• EXERCISE DESCRIPTION
Set down all of the data again, character for character.

• SOURCE RECORDS

# # # # # # #

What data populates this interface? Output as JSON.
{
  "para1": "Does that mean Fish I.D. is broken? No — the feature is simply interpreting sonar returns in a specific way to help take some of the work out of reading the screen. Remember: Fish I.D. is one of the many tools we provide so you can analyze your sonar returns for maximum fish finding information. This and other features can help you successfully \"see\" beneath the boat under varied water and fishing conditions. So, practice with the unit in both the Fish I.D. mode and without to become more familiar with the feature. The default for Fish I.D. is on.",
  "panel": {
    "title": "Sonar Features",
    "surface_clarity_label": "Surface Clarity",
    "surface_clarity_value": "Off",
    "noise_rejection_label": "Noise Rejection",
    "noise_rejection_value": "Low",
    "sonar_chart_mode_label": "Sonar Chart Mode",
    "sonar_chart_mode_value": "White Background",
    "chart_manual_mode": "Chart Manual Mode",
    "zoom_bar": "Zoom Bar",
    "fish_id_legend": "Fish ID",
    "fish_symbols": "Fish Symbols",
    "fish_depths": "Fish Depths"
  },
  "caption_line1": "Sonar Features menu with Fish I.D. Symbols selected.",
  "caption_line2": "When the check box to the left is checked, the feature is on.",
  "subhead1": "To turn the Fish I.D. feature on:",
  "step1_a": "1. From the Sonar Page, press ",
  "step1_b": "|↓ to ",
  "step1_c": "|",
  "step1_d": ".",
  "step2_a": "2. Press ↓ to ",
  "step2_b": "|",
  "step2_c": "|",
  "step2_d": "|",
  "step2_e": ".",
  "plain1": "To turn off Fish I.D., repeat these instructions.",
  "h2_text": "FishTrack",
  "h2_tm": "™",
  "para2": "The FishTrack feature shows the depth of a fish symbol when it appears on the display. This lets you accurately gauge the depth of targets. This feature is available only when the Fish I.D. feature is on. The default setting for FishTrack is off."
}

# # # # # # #

• EXERCISE RESPONSE
What data populates this interface? Output as JSON.
{
  "para1": "Does that mean Fish I.D. is broken? No — the feature is simply interpreting sonar returns in a specific way to help take some of the work out of reading the screen. Remember: Fish I.D. is one of the many tools we provide so you can analyze your sonar returns for maximum fish finding information. This and other features can help you successfully \"see\" beneath the boat under varied water and fishing conditions. So, practice with the unit in both the Fish I.D. mode and without to become more familiar with the feature. The default for Fish I.D. is on.",
  "panel": {
    "title": "Sonar Features",
    "surface_clarity_label": "Surface Clarity",
    "surface_clarity_value": "Off",
    "noise_rejection_label": "Noise Rejection",
    "noise_rejection_value": "Low",
    "sonar_chart_mode_label": "Sonar Chart Mode",
    "sonar_chart_mode_value": "White Background",
    "chart_manual_mode": "Chart Manual Mode",
    "zoom_bar": "Zoom Bar",
    "fish_id_legend": "Fish ID",
    "fish_symbols": "Fish Symbols",
    "fish_depths": "Fish Depths"
  },
  "caption_line1": "Sonar Features menu with Fish I.D. Symbols selected.",
  "caption_line2": "When the check box to the left is checked, the feature is on.",
  "subhead1": "To turn the Fish I.D. feature on:",
  "step1_a": "1. From the Sonar Page, press ",
  "step1_b": "|↓ to ",
  "step1_c": "|",
  "step1_d": ".",
  "step2_a": "2. Press ↓ to ",
  "step2_b": "|",
  "step2_c": "|",
  "step2_d": "|",
  "step2_e": ".",
  "plain1": "To turn off Fish I.D., repeat these instructions.",
  "h2_text": "FishTrack",
  "h2_tm": "™",
  "para2": "The FishTrack feature shows the depth of a fish symbol when it appears on the display. This lets you accurately gauge the depth of targets. This feature is available only when the Fish I.D. feature is on. The default setting for FishTrack is off."
}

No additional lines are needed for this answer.